Sound familiar? What major parallels are in place between “Love It or List It” and a legacy system assessment? Let’s bullet-point them:
- Existing solution (home) no longer meets requirements, although at one point it may have been state-of-the-art (perfect) and many users don’t see much advantage to a disruption
- Current state systems and architecture will not enable the organization to effectively operate or support future growth plans
- Existing storage is an ongoing and growing problem
- Creative workarounds are implemented to try to extend usability and / or meet new requirements
- Redesign of existing systems frequently comes with challenges that are often costly and / or still leave functionality gaps
- Migrating to an entirely new system (new home or neighborhood) is often a daunting task, disrupting the familiar cadence of many people and processes
- Managing change (moving) is demanding, and must be done with a solid plan in place to ensure a smooth transition
- A new solution (home) is often more expensive, but may better meet requirements, create efficiencies and enable a stronger organization
- The answer may ultimately be that the existing solution – while perhaps not perfect – can be modified and support the business for a few more years
To effectively evaluate a retail legacy system environment, it is prudent to take a deep dive into the following components:
- Retail Technology Landscapes
- Existing Homegrown Solutions
- Existing Packaged Solutions
- Business Functionality and Vendor Upgrade Paths
- Resources, Support and Changes
- Hardware and Architecture
- Associated Costs
In our upcoming Point of View, we outline the key questions and considerations related to each these elements that help in developing a roadmap for modernization, where needed.
Each episode of “Love It or List It” ends differently – some homeowners are so blown away by their newly redesigned home that they feel comfortable enough staying there for at least a few years longer.
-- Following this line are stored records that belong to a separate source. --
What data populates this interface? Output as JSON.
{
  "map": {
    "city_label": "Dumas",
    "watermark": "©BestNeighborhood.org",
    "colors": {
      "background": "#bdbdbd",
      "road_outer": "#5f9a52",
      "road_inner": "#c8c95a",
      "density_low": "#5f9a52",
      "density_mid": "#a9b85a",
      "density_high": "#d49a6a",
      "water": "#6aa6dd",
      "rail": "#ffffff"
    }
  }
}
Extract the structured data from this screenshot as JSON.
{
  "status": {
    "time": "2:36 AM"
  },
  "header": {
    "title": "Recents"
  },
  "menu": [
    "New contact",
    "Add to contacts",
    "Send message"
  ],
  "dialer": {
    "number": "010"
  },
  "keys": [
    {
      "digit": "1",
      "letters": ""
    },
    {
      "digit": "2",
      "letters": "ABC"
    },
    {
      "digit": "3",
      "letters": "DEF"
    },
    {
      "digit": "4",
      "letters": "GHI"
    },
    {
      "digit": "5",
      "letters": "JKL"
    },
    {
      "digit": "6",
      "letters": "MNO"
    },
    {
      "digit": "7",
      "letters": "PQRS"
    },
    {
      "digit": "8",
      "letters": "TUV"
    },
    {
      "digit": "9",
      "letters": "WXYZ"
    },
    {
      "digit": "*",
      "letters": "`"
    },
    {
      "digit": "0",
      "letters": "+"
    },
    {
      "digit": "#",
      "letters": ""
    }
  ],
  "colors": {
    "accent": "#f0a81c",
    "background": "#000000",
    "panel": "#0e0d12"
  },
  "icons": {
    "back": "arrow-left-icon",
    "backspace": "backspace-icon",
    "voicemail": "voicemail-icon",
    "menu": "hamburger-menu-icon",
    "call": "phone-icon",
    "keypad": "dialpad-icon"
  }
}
The designer’s changes make the home a much better fit for their lifestyle, and they felt that none of the new available homes could really compare or fit their unique requirements.
Others realize a new home is the only solution that will address their essentials for now and in the future – despite the beautifully staged spaces and the professional designer’s skills, their existing home can simply not work for them any longer.
Just as the background and needs of each homeowner are different, so are those of most retailers. The ultimate results of a comprehensive legacy system assessment and the subsequent solution evaluation will vary greatly, but by holistically scrutinizing the above factors, you will be in a much better position to understand how to proceed.